Brindis agrees: "I am convinced that hopefully soon in the US we will be having that paradigm shift, switching to factor Xa drugs—patients have been begging for it and doctors too, because of the drug-drug interactions and the inconvenience. But when I get asked, 'Which one is going to win?' that question is impossible for me to answer, because there are no head-to-head trials, of course, between the agents. Each of them have different characteristics related to half-life and how they are metabolized; some of the medications are twice a day, some are once a day. The companies are going to look at the nuances between the drugs as a way of trying to differentiate their product in the marketplace."
Net clinical benefit of rivaroxaban "touched" significanceA brief announcement of the EINSTEIN-DVT findings was made by Bayer earlier this month to comply with legal requirements for firms in Germany, which, Buller explained, almost led to the cancellation of the presentation at the ESC meeting. However, the issue was resolved, and he said the ESC is going to meet with companies to discuss how to handle this kind of issue in the future.
In the trial, which was open label, 3449 patients were randomized to either standard DVT treatment—with around five days of subcutaneous injection with an LMWH, in this case enoxaparin (Lovenox, Sanofi-Aventis), followed by followed by a vitamin-K antagonist of either warfarin or acenocoumarol, titrated to maintain an international normalized ratio (INR) of 2.0 to 3.0—or rivaroxaban given as 15 mg twice a day for the first three weeks, followed by 20 mg once a day. This study design, with the twice-daily dose of rivaroxaban given for the first few weeks, came as a result of phase 2 studies, Buller said. The duration of treatment was left to the discretion of the treating physician but was three, six, or 12 months.
The primary efficacy outcome was the first symptomatic VTE event, which occurred in 2.1% of those on rivaroxaban (n=1731) compared with 3% of those on usual care (n=1718), with a hazard ratio of 0.68 (95% CI 0.44-1.04). This clearly met the criteria for noninferiority (p<0.0001), Buller said, and "was pretty close" to superiority.
The two regimens had comparable safety profiles, with the principal safety outcome—a composite of major and nonmajor clinically relevant bleeding events—being 8.1% in both treatment groups (p=0.77). "The only message I think we take from this in the long run is that the profile of bleeding of a full dose of warfarin targeting an INR of 2 to 3 and rivaroxaban are similar," Buller commented.
A combination of the primary efficacy outcome plus major bleeding was lower in those taking rivaroxaban, 2.9%, compared with usual care, 4.2%, for a hazard ratio of 0.67, Buller said. This demonstrates a net clinical benefit of rivaroxaban over standard treatment, which "touched" statistical significance, he said.

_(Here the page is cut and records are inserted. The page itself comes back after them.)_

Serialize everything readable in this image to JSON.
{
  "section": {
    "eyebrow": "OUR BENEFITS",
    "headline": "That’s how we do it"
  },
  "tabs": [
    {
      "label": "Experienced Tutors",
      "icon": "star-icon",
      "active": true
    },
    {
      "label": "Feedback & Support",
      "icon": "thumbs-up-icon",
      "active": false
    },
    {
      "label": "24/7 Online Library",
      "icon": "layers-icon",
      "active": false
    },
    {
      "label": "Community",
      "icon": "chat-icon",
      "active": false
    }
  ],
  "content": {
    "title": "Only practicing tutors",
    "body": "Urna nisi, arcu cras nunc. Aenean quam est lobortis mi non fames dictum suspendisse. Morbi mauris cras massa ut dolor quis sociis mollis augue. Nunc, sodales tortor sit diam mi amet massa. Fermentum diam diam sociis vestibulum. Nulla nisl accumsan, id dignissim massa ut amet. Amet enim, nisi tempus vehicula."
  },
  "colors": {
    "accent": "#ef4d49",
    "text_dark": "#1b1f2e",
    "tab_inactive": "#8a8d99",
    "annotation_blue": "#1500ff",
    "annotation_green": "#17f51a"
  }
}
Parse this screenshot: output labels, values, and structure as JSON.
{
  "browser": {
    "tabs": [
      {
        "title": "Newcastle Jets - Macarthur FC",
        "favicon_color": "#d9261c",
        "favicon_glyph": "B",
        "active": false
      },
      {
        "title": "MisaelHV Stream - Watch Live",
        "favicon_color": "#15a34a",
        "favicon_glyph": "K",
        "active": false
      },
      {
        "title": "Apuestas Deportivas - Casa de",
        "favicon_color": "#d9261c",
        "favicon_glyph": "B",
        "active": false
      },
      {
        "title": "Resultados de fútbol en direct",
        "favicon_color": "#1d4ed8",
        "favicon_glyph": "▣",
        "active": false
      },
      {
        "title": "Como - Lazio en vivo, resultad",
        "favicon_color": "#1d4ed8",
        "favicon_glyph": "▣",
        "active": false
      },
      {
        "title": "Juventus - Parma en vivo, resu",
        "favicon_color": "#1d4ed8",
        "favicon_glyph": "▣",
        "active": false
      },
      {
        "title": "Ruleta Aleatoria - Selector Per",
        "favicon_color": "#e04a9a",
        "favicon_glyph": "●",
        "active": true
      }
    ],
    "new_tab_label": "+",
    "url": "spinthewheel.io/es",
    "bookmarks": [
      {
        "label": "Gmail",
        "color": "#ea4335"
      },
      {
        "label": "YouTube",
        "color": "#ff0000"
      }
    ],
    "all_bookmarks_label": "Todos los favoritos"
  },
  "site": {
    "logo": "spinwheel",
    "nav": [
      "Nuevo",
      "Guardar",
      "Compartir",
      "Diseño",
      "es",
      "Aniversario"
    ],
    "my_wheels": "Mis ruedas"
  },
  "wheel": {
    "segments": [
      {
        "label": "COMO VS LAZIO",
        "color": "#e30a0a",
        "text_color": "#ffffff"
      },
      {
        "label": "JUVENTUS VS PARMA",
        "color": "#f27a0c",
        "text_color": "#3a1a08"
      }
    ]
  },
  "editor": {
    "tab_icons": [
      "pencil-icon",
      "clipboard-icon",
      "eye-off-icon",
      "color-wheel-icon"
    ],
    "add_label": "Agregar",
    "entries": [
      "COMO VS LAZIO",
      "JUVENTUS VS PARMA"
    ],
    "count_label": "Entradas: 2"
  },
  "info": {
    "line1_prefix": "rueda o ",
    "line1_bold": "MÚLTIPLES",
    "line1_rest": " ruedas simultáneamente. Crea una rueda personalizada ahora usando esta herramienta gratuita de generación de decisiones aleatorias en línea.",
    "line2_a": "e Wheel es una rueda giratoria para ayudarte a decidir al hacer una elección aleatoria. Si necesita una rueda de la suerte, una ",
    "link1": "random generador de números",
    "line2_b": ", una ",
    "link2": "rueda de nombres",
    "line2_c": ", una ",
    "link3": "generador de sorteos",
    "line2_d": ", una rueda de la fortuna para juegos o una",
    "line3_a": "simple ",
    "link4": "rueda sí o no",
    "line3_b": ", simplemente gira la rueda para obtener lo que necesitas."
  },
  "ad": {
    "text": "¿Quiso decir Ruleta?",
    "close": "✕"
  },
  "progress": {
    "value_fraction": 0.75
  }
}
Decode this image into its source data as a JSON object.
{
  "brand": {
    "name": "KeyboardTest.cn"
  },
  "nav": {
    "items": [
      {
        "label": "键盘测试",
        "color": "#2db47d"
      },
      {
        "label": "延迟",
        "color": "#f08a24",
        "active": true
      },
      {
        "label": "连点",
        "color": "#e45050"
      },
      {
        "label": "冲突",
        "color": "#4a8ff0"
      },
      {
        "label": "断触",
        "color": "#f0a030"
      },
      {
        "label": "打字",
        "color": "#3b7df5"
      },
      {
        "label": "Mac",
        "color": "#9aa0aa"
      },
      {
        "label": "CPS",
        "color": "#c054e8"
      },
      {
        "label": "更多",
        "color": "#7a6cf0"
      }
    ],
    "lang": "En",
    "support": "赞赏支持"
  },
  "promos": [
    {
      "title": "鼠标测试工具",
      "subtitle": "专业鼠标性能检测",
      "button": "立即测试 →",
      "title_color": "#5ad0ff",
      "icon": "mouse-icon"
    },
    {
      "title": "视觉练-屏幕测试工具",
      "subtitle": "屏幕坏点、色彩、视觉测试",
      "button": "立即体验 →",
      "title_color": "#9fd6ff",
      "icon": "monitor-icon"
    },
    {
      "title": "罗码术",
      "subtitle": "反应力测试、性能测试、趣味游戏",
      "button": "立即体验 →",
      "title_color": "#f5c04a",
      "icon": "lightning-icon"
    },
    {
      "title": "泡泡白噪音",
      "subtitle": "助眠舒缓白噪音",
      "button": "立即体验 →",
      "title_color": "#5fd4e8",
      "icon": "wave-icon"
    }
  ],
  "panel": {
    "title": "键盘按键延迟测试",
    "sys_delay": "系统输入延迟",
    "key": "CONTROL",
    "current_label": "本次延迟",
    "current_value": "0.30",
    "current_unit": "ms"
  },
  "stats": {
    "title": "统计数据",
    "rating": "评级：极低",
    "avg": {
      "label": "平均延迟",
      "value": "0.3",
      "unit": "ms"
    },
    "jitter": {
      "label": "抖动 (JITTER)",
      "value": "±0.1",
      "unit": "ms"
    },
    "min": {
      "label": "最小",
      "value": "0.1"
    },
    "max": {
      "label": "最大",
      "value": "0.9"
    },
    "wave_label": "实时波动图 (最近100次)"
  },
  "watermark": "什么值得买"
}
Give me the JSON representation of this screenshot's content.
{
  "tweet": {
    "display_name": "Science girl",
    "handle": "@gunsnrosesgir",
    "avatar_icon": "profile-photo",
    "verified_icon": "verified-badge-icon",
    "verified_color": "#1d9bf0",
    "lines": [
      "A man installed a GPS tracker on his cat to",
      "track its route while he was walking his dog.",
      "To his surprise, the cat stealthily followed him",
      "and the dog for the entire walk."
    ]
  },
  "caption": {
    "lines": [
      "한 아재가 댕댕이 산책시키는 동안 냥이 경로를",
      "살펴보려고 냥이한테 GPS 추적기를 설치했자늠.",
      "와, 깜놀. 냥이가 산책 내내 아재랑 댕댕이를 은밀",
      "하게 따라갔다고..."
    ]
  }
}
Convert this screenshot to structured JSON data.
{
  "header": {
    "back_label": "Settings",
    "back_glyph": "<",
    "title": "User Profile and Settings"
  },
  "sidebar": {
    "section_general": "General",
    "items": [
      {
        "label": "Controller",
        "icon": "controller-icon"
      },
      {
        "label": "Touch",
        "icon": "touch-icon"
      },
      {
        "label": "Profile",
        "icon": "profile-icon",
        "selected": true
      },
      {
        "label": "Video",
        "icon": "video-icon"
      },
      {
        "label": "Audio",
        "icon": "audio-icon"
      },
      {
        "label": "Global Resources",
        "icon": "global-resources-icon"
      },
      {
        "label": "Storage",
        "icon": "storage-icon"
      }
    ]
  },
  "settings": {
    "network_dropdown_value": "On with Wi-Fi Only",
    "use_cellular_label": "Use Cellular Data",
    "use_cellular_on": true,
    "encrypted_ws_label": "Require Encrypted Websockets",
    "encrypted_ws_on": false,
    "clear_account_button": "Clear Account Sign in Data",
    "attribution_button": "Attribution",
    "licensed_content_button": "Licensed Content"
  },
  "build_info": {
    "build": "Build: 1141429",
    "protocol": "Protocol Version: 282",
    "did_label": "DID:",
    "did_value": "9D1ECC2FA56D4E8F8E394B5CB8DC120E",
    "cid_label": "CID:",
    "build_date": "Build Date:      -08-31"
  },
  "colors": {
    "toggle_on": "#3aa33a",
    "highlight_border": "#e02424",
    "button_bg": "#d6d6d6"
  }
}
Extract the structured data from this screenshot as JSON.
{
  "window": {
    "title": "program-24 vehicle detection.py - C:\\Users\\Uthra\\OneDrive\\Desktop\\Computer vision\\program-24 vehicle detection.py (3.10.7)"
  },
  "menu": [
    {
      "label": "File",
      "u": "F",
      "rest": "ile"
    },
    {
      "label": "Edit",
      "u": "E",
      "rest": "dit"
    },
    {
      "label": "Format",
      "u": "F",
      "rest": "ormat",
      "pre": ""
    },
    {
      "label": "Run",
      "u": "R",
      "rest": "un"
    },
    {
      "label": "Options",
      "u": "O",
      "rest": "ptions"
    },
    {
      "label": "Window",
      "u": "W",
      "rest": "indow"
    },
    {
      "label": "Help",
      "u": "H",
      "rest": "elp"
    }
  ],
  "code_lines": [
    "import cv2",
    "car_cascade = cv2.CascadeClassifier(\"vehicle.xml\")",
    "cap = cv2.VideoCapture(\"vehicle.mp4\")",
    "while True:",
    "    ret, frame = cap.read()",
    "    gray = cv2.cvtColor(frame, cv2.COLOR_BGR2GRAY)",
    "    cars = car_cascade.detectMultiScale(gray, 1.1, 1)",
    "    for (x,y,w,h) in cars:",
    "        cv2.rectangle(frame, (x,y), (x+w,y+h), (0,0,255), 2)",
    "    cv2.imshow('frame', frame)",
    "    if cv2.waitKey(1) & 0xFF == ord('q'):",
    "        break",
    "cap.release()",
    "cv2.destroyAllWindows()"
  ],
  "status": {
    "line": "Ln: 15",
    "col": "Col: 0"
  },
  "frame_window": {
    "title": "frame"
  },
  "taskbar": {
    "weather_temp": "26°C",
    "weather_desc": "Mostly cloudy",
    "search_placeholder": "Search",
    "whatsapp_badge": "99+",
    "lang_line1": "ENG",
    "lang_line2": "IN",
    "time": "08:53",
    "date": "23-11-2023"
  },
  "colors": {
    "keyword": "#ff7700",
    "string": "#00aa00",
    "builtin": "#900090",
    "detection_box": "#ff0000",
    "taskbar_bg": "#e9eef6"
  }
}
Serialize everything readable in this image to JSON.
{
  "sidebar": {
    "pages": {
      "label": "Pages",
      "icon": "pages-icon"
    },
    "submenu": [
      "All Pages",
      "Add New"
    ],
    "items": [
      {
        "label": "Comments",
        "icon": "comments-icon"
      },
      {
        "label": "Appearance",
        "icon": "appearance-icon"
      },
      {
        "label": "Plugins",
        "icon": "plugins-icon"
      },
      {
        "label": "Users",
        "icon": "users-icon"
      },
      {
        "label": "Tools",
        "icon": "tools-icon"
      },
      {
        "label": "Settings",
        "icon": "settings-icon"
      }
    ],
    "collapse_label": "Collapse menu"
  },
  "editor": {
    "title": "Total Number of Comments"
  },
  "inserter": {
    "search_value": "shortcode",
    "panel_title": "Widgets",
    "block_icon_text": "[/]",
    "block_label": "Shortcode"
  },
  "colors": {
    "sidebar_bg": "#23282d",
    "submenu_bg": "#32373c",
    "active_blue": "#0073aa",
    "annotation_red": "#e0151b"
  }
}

Buller also said there were no signs of liver toxicity with rivaroxaban and that the findings were consistent across a number of patient subgroups. "This single-drug regimen without monitoring will provide clinicians and patients with a simple approach to treatment of DVT and has the potential to improve the benefit/risk profile," he concluded.